[Entries from a dataset of interfaces]
§ §

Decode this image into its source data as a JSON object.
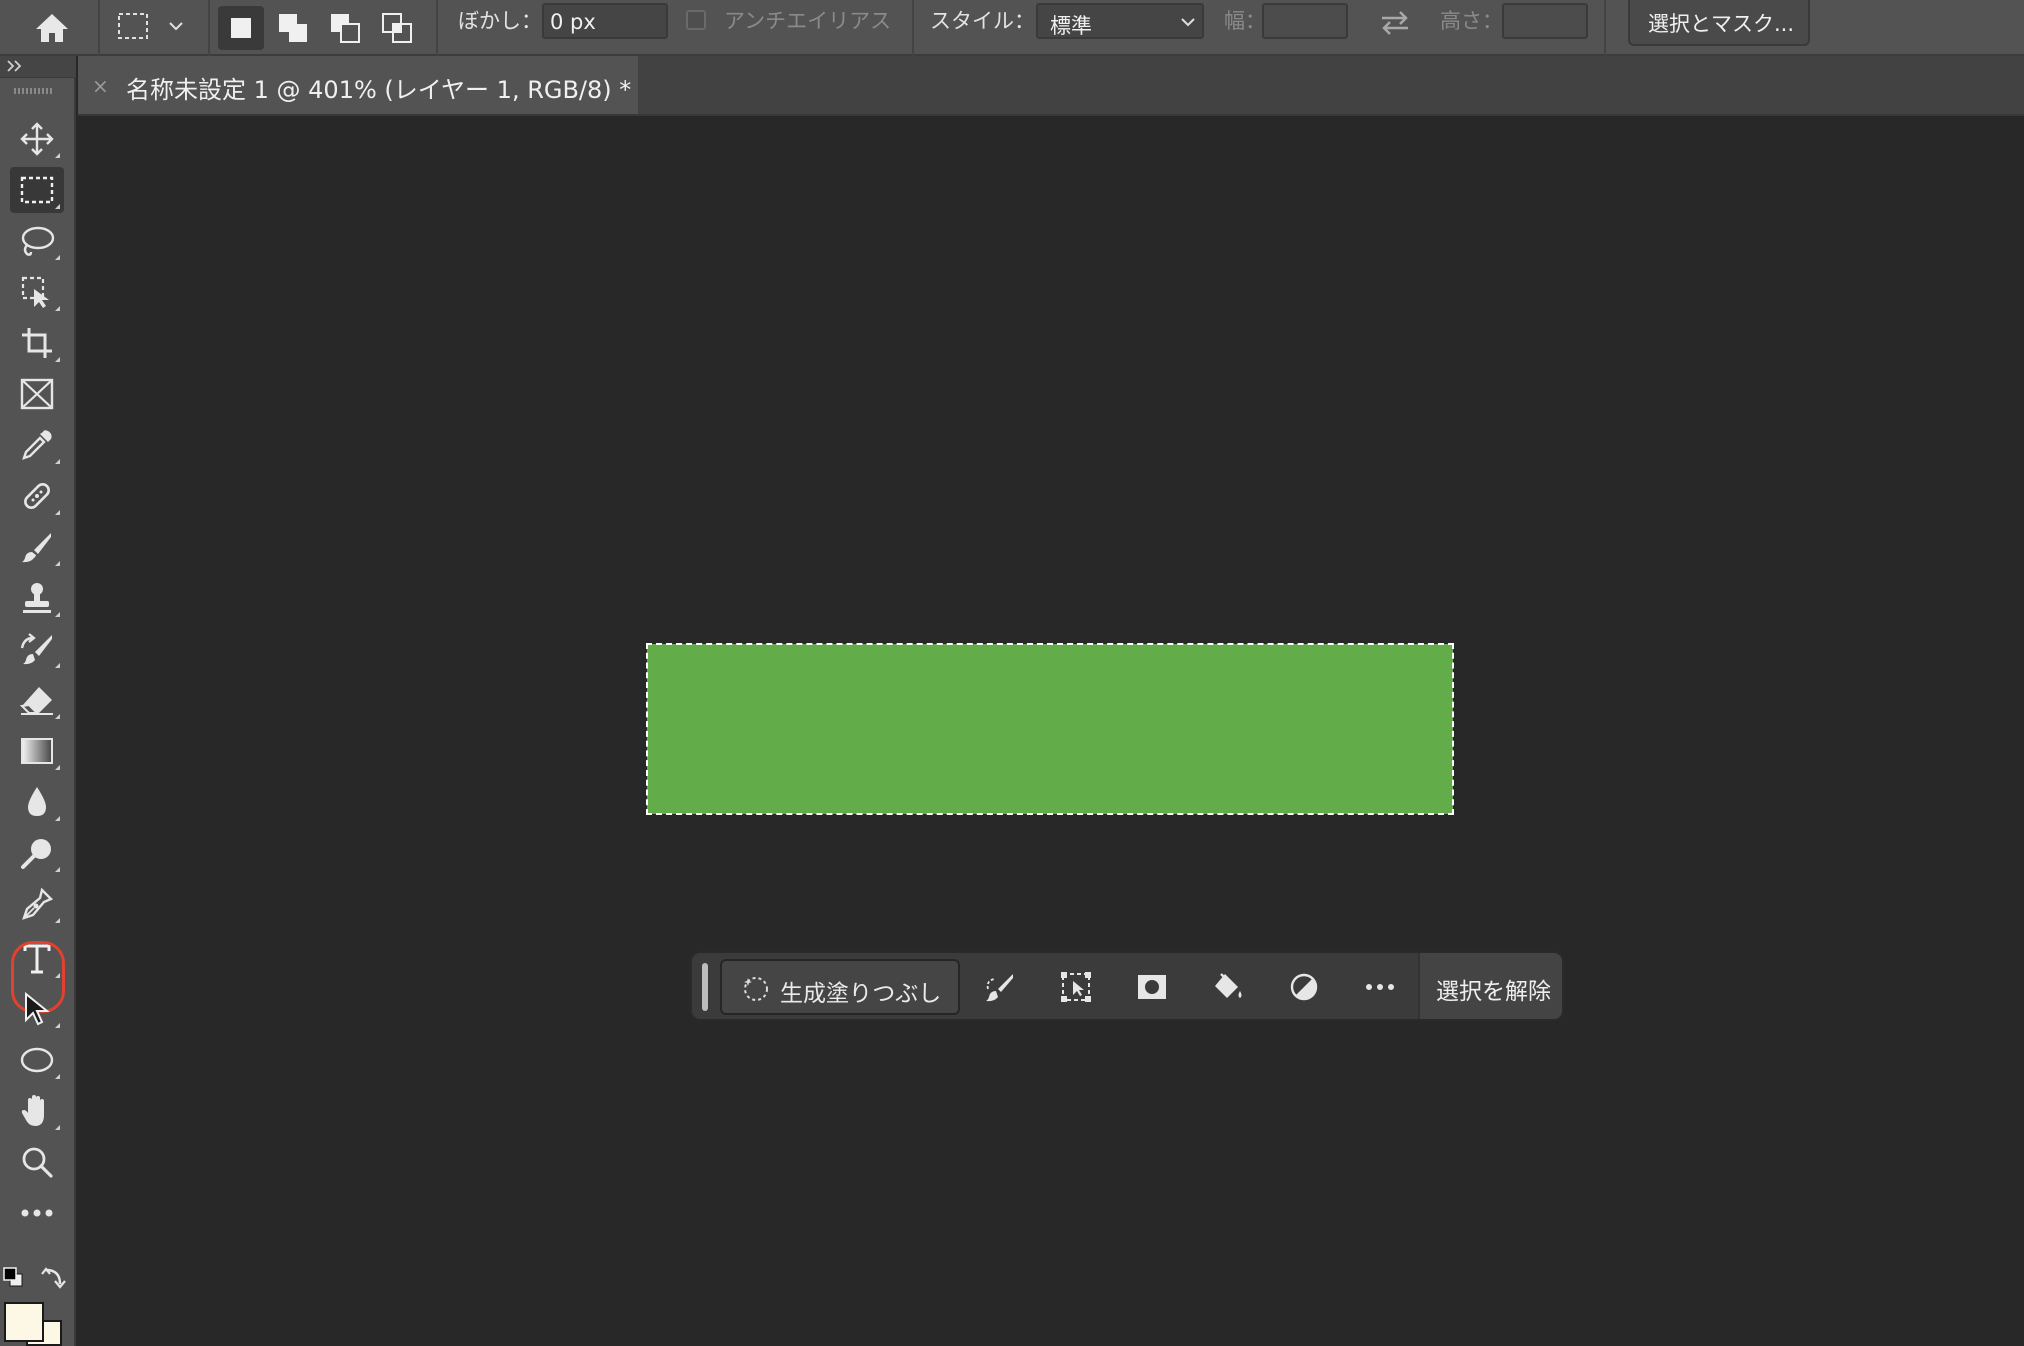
{
  "options_bar": {
    "feather_label": "ぼかし：",
    "feather_value": "0 px",
    "antialias_label": "アンチエイリアス",
    "style_label": "スタイル：",
    "style_value": "標準",
    "width_label": "幅：",
    "height_label": "高さ：",
    "select_mask_button": "選択とマスク..."
  },
  "document_tab": {
    "title": "名称未設定 1 @ 401% (レイヤー 1, RGB/8) *",
    "close_glyph": "×"
  },
  "task_bar": {
    "generative_fill_label": "生成塗りつぶし",
    "deselect_label": "選択を解除"
  },
  "colors": {
    "canvas_bg": "#282828",
    "panel_bg": "#535353",
    "selection_fill": "#62ad4a",
    "highlight_ring": "#e0422e",
    "foreground_swatch": "#000000",
    "background_swatch": "#fdf8e6"
  },
  "tools": [
    "move-tool",
    "rectangular-marquee-tool",
    "lasso-tool",
    "object-selection-tool",
    "crop-tool",
    "frame-tool",
    "eyedropper-tool",
    "spot-healing-tool",
    "brush-tool",
    "clone-stamp-tool",
    "history-brush-tool",
    "eraser-tool",
    "gradient-tool",
    "blur-tool",
    "dodge-tool",
    "pen-tool",
    "type-tool",
    "path-selection-tool",
    "ellipse-tool",
    "hand-tool",
    "zoom-tool",
    "edit-toolbar"
  ],
  "active_tool": "rectangular-marquee-tool",
  "highlighted_tool": "type-tool"
}
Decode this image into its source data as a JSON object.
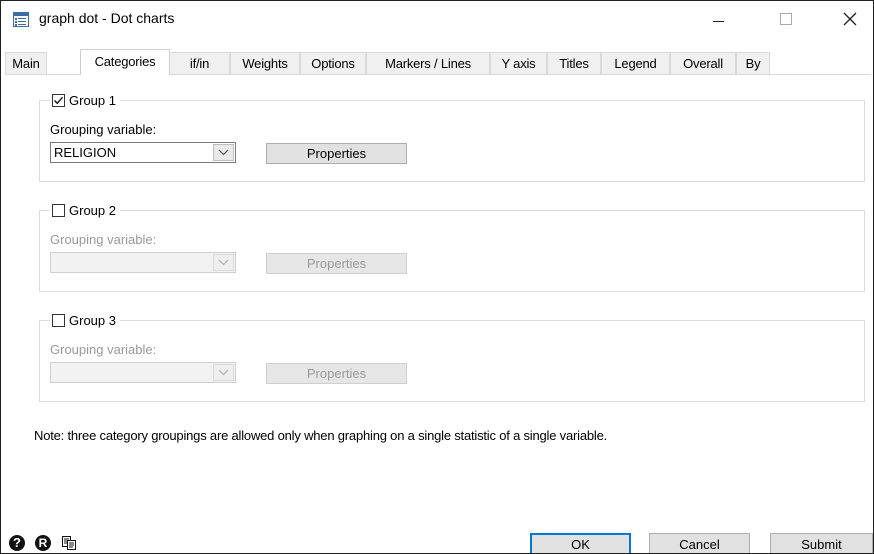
{
  "window": {
    "title": "graph dot - Dot charts",
    "app_icon": "dialog-icon",
    "controls": {
      "minimize": "minimize-icon",
      "maximize": "maximize-icon",
      "close": "close-icon"
    }
  },
  "tabs": [
    {
      "label": "Main",
      "active": false
    },
    {
      "label": "Categories",
      "active": true
    },
    {
      "label": "if/in",
      "active": false
    },
    {
      "label": "Weights",
      "active": false
    },
    {
      "label": "Options",
      "active": false
    },
    {
      "label": "Markers / Lines",
      "active": false
    },
    {
      "label": "Y axis",
      "active": false
    },
    {
      "label": "Titles",
      "active": false
    },
    {
      "label": "Legend",
      "active": false
    },
    {
      "label": "Overall",
      "active": false
    },
    {
      "label": "By",
      "active": false
    }
  ],
  "groups": [
    {
      "label": "Group 1",
      "checked": true,
      "grouping_label": "Grouping variable:",
      "variable": "RELIGION",
      "properties_label": "Properties",
      "enabled": true
    },
    {
      "label": "Group 2",
      "checked": false,
      "grouping_label": "Grouping variable:",
      "variable": "",
      "properties_label": "Properties",
      "enabled": false
    },
    {
      "label": "Group 3",
      "checked": false,
      "grouping_label": "Grouping variable:",
      "variable": "",
      "properties_label": "Properties",
      "enabled": false
    }
  ],
  "note": "Note: three category groupings are allowed only when graphing on a single statistic of a single variable.",
  "bottom": {
    "icons": [
      "help-icon",
      "reset-icon",
      "copy-command-icon"
    ],
    "help_glyph": "?",
    "reset_glyph": "R",
    "ok_label": "OK",
    "cancel_label": "Cancel",
    "submit_label": "Submit"
  },
  "colors": {
    "accent": "#0078d7",
    "checkbox_mark": "#1a1a1a",
    "disabled_text": "#9a9a9a"
  }
}
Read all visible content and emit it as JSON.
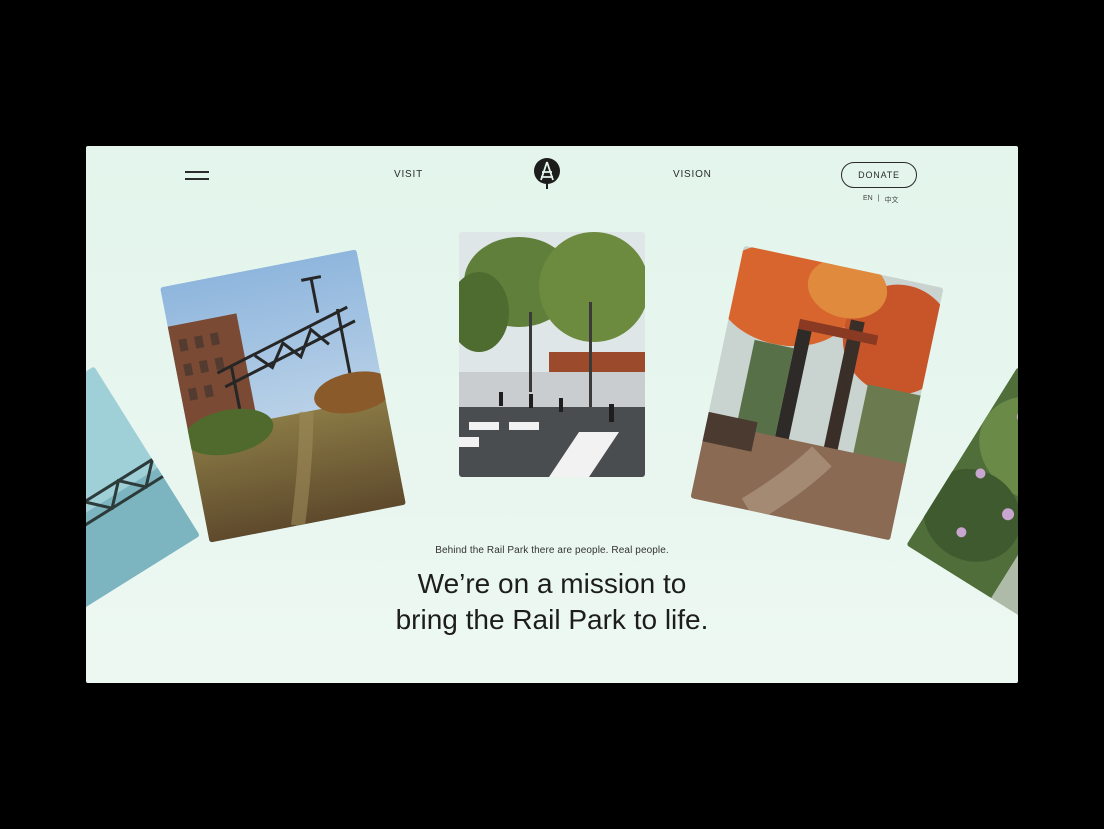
{
  "nav": {
    "menu_icon": "hamburger-menu-icon",
    "visit_label": "VISIT",
    "vision_label": "VISION",
    "logo_icon": "rail-park-logo",
    "donate_label": "DONATE",
    "lang_en": "EN",
    "lang_separator": "|",
    "lang_zh": "中文"
  },
  "gallery": {
    "photos": [
      {
        "subject": "overgrown rail line with overhead catenary gantries"
      },
      {
        "subject": "tree-lined park plaza with crosswalk and bollards"
      },
      {
        "subject": "rust-red steel structures with autumn foliage"
      },
      {
        "subject": "steel trestle bridge"
      },
      {
        "subject": "flowering greenery"
      }
    ]
  },
  "hero": {
    "tagline": "Behind the Rail Park there are people. Real people.",
    "headline_line1": "We’re on a mission to",
    "headline_line2": "bring the Rail Park to life."
  },
  "colors": {
    "background": "#000000",
    "frame_bg": "#e4f5ec",
    "text": "#1d1d1d"
  }
}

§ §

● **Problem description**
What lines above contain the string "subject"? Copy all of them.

● **Exercise solution**
        "subject": "overgrown rail line with overhead catenary gantries"
        "subject": "tree-lined park plaza with crosswalk and bollards"
        "subject": "rust-red steel structures with autumn foliage"
        "subject": "steel trestle bridge"
        "subject": "flowering greenery"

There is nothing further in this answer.